I am on Debian 8.6 and have 1x 4 member RAID6 2TB size in effect. Apart from backup system I now need to decide what filesystem to use.
The purpose of this array is reliability, availability, and the possibility to recover deleted files.
The mature (and not stale) choices are basically ext4 and xfs. Redhat like XFS for it's scalability, performance. I have nothing against it but ext4 is more commonly used and hence slightly better understood (community documentation like StackExchange).
Don't expect to recover unlinked files.
There used to be an undeleter for linux ext2. There isn't one that works for modern filesystems, in my experience.
(When the FAT filesystem on your camera breaks with much-wanted photos on it - or you accidentally delete all -
photorec is amazing. It works for many document types, not just photos. But you don't want to run it the server of a small business, it can't exclude files which are not deleted and it can't tell the filename).
New-fangled copy-on-write filesystems can carry historical snapshots, allowing recovery if you delete a file that existed in the last snapshot. But:
btrfs is not considered stable in Debian. (Everyone tells you to use the latest upstream kernel for btrfs, or possibly a distribution like SUSE where they were backporting fixes). btrfs' nascent native raid5/6 code was recently discovered to be broken and AFAIK still needs rewriting.
ZFS would be a valid solution. But since you don't mention it yourself, I would not suggest it. It is not even included in Debian. ZFS is kind of its own thing... it even has it's own weird cache system separate from the normal Linux VFS.
This might not be the answer you want to hear but... As far as I know, there is currently no filesystem that can recover deleted files in a reliable way. I say "reliable" because I know there are tools available that claim do this, to some extent.
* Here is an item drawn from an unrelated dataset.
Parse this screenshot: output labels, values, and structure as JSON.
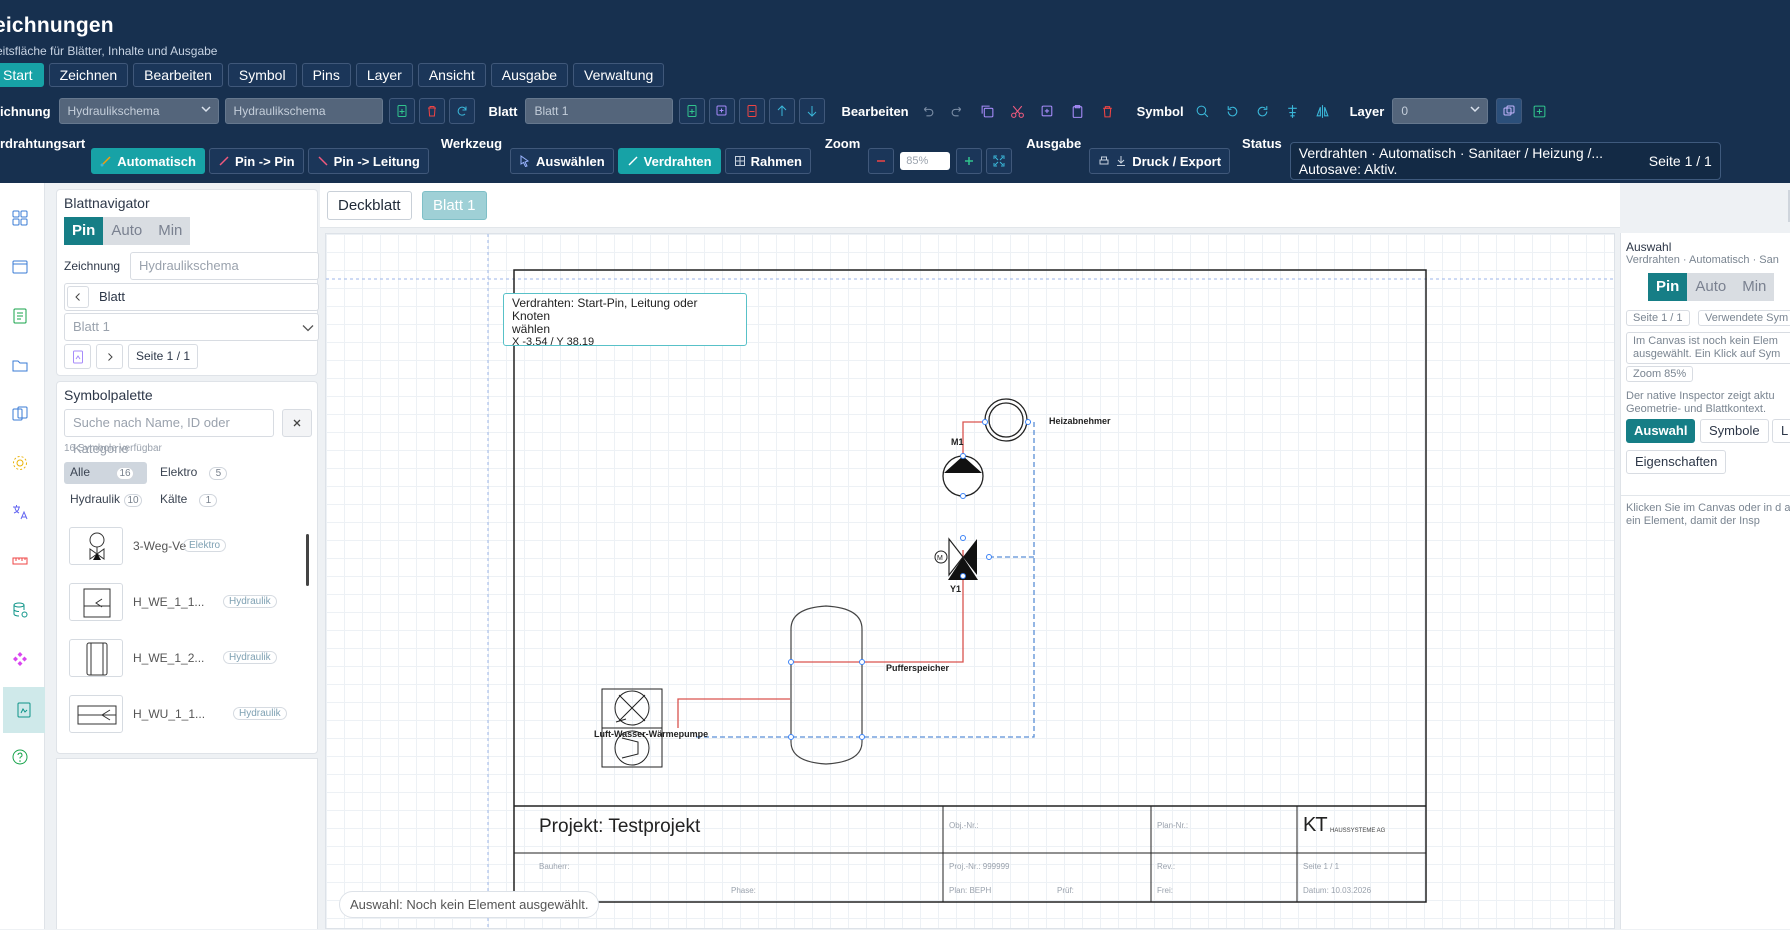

The only foolproof way to recover accidentally deleted files is via backups.
My suggestion is that you, instead of looking for a filesystem that can recover files, make sure that you know which data you want to back up, and do so regularly using whatever tool suits you best (I rely heavily on
rsync but there are plenty of other backup tools available).